Saturday, September 17, 2005

Cambodia, here we come!

Faithful readers, I can't wait until I've got free Internet access again, because wow! do I have a lot to tell. I need to keep this brief because I'm paying 100 dong a minute.

After leaving the idyllic and laidback Jungle Beach where we spent our time in hammocks and rustic beach huts, Jeff and I found ourselves in Ho Chi Minh City, or Saigon, as it used to be called. Thank God we're leaving Vietnam tomorrow, because I don't think my nerves can take much more of urban Vietnam. Motobikes rule the roads in Vietnam, and traffic signals and signs are either non-existent, out of order, or ignored. However, drivers are required to use their horn when passing and for countless other reasons, so my ears are constantly filled with the beeps! honks! and toots! of horns. There's close to eight million people in HCMC, and I think nearly all of them drive a bike. Simply crossing the street requires you to step out into traffic and just start walking -- you just have to trust that traffic will flow around you, which somehow it does from all directions. For those of you that know how awful I am to drive with since the car accident last year, I'm hoping that after this I won't be such a panicky freak.

Jeff can't believe this, but the highlight of our trip for me came yesterday, when we toured the Cu Chi Tunnels that the Viet Cong dug, lived and fought in during the American War. We watched some war propoganda film, were shown some awful primitive, yet effective death traps that the VC created for the American soldiers, and then got to shoot guns. Yes, you heard me, we bought 10 bullets at 18000 dong apiece and tried our hand at shooting Vietnamese-issue assault rifles. Oh the pictures! Frankly, after my initial enthusiasm I was pretty scared to actually pull the trigger, although there was a shooting range guard standing right next to me. Surprisingly, I was a pretty poor shot (for some reason, I thought I'd be a natural), but Jeff came "this close" to hitting the target.

After target practice, we crawled through a 30-meter length of tunnel that was terrifyingly small and dark and left my heart pounding with claustrophobia and an overactive imagination. Our tour guide then rewarded us with fresh tapioca root with ground peanuts and tea, an everyday VC snack I'm guessing.

Despite, or perhaps because, of all the entertainment value at Cu Chi, it gave me the evidence of the war that I needed to more real, more tangible, for me. As someone born after the conflict, I really couldn't grasp what happened here, and to look at it today, you might think this was simply another developing nation. I also just finished reading a biography of Kim Phuc, the little Viet girl in that famous picture running naked after being hit with napalm. Experiencing present day Vietnam makes me wonder how many years and generations it will be before we know the truth and facts about what we're doing in Iraq and the true situation there.

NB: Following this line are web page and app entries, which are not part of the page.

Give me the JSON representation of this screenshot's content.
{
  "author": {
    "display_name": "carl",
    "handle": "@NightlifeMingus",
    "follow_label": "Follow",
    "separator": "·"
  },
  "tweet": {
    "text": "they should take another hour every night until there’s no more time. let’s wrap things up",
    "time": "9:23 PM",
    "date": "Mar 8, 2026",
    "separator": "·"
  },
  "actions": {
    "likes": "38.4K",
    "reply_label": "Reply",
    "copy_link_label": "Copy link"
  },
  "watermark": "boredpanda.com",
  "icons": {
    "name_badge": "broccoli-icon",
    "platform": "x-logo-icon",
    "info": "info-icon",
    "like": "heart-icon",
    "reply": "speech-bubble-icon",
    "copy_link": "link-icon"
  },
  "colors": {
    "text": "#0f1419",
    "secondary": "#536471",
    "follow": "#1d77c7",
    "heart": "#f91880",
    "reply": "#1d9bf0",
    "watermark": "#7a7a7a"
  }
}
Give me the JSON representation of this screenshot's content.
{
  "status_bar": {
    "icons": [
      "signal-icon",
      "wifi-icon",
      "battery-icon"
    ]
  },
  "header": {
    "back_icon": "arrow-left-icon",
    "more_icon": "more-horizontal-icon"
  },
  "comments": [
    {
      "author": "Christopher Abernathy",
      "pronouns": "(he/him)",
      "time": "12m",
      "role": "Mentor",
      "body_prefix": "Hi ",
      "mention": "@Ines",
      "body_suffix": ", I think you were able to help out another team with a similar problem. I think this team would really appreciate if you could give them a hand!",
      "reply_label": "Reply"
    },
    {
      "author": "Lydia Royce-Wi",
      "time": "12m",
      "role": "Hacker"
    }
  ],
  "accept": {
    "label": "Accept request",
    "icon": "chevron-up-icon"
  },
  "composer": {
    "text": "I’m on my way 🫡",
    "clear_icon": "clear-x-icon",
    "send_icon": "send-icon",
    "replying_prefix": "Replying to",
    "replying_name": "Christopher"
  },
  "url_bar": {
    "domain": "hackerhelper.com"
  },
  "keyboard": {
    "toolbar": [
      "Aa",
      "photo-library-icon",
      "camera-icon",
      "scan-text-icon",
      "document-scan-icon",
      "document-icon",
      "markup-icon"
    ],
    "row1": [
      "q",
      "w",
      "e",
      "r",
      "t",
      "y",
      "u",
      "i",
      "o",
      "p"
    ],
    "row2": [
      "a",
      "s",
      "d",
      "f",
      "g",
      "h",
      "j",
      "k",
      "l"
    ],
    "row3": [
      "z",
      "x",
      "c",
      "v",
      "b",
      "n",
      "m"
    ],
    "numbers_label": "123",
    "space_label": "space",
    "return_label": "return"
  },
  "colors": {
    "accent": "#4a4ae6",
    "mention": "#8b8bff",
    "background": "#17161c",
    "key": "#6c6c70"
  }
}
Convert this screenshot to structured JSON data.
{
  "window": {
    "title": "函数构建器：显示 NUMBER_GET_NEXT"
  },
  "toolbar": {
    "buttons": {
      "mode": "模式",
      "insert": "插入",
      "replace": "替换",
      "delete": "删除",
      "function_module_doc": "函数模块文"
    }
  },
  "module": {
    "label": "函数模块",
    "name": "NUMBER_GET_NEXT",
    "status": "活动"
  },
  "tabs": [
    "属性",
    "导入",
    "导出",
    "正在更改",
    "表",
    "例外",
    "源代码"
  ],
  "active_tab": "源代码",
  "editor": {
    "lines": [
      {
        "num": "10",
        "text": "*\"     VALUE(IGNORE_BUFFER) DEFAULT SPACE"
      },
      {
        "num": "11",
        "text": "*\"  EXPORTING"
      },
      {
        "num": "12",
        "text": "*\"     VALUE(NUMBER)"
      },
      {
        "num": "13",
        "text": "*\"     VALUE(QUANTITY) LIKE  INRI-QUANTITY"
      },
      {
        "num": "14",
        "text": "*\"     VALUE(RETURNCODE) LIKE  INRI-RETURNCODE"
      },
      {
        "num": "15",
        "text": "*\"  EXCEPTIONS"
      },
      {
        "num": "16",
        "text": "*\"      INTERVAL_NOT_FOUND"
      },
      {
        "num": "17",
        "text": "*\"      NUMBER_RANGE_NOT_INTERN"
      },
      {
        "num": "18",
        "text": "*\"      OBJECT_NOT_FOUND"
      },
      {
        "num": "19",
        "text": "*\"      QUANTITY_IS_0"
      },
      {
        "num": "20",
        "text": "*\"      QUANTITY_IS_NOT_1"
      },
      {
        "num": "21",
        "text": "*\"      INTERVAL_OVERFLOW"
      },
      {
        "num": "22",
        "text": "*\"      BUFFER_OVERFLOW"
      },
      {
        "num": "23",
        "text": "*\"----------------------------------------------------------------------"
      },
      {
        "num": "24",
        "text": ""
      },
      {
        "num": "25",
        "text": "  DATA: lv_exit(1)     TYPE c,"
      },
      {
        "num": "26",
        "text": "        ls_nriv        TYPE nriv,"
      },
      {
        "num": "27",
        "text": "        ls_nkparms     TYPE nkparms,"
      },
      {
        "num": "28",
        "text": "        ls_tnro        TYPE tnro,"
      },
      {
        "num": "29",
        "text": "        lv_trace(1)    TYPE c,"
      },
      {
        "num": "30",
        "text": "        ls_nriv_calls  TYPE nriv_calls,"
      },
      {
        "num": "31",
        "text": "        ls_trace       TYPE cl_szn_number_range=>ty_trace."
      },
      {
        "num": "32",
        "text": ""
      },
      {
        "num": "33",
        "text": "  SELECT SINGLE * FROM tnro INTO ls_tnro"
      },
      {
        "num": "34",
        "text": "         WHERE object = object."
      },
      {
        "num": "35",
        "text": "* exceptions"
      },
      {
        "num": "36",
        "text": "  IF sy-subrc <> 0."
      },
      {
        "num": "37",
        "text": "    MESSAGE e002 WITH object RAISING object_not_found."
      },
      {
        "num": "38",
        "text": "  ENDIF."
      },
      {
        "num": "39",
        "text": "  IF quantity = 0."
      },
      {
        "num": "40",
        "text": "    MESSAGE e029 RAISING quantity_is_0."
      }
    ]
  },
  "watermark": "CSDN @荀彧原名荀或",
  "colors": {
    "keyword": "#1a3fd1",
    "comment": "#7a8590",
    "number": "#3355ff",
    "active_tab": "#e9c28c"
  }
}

But now it's time to make my pack hold for one more journey (the blasted thing is falling apart and I'm too cheap to buy a new one). We've heard mixed opinions on Cambodia and Siem Reap, so we're curious to go check it out for ourselves.